|5/8/18 Maple Leaf neighborhood|
The small house directly across the street from ours is probably a simple Craftsman of the same era as our own. In the three decades that we’ve lived here, we’ve seen several couples move in, start a family, and then move out when they realize they’ve outgrown it after one or two children. I sympathize with young families who want to stay in the city but eventually have to move to the ‘burbs to find houses that are both affordable and large enough. (It’s a growing problem in these parts, where the Seattle Times just reported that the cost of living is now worse than the traffic.) The family that lives there now just had their second child, and I’m wondering how long they will be there.

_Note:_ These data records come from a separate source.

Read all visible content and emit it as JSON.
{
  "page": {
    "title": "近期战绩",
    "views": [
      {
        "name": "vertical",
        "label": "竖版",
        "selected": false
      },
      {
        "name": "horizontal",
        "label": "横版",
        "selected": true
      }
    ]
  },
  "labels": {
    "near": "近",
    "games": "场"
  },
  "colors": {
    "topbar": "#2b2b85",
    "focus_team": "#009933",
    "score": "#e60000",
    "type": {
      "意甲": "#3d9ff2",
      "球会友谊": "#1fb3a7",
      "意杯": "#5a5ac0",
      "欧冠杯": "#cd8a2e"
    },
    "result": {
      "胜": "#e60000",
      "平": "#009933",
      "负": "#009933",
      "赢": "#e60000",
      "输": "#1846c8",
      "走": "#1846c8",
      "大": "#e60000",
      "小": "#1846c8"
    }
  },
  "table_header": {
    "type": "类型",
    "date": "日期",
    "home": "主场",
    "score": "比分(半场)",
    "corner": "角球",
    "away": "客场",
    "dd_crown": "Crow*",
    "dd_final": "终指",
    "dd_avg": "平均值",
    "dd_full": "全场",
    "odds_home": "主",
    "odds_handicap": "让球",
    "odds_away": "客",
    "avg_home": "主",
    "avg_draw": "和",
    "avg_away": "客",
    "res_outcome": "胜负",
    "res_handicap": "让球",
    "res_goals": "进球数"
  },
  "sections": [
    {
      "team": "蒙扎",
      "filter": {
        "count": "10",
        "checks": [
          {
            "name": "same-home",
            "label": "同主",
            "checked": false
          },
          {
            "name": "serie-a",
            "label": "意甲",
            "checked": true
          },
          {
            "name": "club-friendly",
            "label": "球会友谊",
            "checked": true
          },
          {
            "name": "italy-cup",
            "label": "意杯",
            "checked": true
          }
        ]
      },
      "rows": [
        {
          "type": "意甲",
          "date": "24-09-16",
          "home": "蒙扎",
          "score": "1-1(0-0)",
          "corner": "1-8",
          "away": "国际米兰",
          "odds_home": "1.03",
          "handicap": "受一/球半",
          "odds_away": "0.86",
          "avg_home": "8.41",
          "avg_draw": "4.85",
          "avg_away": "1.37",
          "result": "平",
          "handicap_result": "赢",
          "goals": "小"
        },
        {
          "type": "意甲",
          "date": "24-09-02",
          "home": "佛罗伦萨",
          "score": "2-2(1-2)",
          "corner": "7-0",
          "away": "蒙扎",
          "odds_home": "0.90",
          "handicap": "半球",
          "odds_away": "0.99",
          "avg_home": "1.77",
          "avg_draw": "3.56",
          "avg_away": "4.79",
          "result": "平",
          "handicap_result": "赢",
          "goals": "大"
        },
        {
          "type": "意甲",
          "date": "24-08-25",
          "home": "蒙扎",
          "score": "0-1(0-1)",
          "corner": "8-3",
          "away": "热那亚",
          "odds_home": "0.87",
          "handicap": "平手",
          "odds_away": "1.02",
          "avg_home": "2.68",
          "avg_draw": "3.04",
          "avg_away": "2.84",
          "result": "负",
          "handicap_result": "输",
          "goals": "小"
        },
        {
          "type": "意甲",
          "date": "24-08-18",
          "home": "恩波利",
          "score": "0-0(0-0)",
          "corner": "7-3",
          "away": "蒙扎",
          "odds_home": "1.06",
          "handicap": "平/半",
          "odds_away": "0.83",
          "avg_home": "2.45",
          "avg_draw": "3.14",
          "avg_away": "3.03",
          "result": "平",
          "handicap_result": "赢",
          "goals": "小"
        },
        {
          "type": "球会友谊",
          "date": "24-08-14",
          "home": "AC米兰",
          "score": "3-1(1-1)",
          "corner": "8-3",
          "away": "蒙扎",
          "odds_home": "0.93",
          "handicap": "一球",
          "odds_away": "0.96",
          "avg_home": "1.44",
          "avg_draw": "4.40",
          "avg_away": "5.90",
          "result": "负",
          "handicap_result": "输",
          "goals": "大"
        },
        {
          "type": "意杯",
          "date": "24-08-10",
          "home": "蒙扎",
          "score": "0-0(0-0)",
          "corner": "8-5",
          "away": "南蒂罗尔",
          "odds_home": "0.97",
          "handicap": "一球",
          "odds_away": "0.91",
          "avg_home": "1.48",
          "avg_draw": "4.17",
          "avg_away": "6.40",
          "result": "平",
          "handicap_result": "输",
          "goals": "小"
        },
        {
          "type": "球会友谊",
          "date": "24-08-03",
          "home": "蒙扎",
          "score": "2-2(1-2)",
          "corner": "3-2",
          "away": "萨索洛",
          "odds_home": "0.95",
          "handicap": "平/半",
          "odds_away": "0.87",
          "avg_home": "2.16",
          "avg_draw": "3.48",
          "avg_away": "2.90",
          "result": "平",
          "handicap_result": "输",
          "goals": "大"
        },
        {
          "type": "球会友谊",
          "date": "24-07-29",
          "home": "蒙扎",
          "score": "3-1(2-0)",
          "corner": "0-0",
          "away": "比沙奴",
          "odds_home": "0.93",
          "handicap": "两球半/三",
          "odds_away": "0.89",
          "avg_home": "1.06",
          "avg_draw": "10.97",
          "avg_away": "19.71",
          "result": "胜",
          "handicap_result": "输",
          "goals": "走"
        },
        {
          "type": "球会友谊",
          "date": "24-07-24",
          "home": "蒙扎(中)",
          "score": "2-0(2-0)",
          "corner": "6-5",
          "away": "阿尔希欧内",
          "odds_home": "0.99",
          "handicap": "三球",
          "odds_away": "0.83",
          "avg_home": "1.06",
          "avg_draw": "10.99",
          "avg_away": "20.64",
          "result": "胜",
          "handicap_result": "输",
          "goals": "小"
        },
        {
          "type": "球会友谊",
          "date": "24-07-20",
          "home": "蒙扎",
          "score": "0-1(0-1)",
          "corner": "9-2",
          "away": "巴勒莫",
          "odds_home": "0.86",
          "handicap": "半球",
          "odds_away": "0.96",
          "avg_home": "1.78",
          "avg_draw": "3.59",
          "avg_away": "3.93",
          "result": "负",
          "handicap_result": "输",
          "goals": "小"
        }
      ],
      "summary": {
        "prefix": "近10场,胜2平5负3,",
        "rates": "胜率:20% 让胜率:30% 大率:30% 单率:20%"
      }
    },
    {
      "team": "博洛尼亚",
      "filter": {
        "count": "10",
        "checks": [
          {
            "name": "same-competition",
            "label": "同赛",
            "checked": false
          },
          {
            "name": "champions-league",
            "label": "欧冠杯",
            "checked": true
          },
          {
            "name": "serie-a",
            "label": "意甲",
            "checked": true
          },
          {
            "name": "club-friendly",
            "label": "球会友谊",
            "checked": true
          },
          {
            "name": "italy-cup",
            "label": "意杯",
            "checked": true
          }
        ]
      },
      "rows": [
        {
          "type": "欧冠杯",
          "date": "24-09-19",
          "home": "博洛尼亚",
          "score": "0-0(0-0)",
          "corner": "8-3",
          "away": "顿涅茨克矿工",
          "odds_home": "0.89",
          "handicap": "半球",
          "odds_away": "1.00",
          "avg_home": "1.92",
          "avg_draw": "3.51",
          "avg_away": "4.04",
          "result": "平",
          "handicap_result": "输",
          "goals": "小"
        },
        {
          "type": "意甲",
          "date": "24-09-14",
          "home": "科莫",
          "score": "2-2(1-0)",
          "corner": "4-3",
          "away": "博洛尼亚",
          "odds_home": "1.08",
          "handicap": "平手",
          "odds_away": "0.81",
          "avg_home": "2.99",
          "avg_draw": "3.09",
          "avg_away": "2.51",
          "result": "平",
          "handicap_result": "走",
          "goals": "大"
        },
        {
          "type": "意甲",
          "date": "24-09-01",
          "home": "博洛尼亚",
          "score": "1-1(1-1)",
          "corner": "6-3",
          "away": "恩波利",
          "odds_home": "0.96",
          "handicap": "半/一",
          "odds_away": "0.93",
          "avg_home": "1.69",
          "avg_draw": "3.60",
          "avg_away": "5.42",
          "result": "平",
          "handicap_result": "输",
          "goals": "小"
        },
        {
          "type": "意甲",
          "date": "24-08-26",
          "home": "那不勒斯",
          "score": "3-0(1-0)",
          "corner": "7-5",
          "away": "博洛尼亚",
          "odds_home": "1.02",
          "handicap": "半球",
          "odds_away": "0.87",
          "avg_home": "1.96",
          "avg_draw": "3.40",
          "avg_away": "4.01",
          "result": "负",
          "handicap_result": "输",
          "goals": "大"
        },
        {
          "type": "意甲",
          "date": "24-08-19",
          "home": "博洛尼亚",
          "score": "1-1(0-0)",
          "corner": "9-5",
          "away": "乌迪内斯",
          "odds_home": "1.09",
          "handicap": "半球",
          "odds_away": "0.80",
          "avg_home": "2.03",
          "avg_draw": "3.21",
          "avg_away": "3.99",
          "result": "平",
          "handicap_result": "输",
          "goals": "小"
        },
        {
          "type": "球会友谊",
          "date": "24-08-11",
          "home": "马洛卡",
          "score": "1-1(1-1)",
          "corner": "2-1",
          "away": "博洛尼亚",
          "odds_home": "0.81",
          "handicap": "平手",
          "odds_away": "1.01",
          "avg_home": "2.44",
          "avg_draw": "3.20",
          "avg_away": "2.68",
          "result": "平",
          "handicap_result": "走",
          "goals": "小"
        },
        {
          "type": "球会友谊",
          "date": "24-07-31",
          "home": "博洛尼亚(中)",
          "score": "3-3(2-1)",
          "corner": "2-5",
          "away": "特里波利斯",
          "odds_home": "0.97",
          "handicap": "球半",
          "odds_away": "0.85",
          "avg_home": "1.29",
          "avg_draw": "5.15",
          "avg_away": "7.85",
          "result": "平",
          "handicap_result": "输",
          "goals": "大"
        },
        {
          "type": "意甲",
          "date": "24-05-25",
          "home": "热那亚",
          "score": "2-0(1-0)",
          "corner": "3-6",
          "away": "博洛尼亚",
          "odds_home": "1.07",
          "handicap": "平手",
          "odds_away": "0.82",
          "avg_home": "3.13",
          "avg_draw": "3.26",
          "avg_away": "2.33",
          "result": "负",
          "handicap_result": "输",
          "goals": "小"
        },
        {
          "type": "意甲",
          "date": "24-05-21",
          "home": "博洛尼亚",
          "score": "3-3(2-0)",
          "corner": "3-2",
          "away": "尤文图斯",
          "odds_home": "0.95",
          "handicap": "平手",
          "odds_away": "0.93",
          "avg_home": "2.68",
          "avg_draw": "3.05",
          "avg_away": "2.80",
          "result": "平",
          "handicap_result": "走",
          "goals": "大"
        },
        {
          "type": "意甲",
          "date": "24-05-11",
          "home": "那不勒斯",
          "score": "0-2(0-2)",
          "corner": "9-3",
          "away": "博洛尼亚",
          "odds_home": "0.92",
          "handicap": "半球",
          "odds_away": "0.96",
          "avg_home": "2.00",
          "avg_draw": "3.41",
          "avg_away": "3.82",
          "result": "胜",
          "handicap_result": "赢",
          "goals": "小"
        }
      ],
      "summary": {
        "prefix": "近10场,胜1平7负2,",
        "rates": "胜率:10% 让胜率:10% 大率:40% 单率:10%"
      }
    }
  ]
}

I sketched this from our upstairs bedroom window, where the high vantage point gives me an especially difficult perspective challenge. I took on this same view six years ago (at right) when I was just starting to slay the architectural nemesis. I ended that blog post with this: “Let’s just call this a baseline against which I’ll evaluate my progress.” I hope you can see that I’ve progressed (the trees and shrubs have grown, too!), but I’m not sure it was any easier now than it was then. Practice may have made my results better, but it hasn’t necessarily made the process less challenging.
Rereading that post from 2012 reminded me that I’ve declared several sketching nemeses over time. First it was architecture; then it was cars; and then trees. The only way to conquer any nemesis is to simply practice regularly (avoidance never works; I’ve tried that, too), and I’ve made that effort with both cars and trees. Until I started my current series on neighborhood architectural styles, architecture as subject matter just hasn’t engaged my attention enough to get the practice I need. I’m happy that I finally found an entryway to work on slaying this long-standing nemesis at last.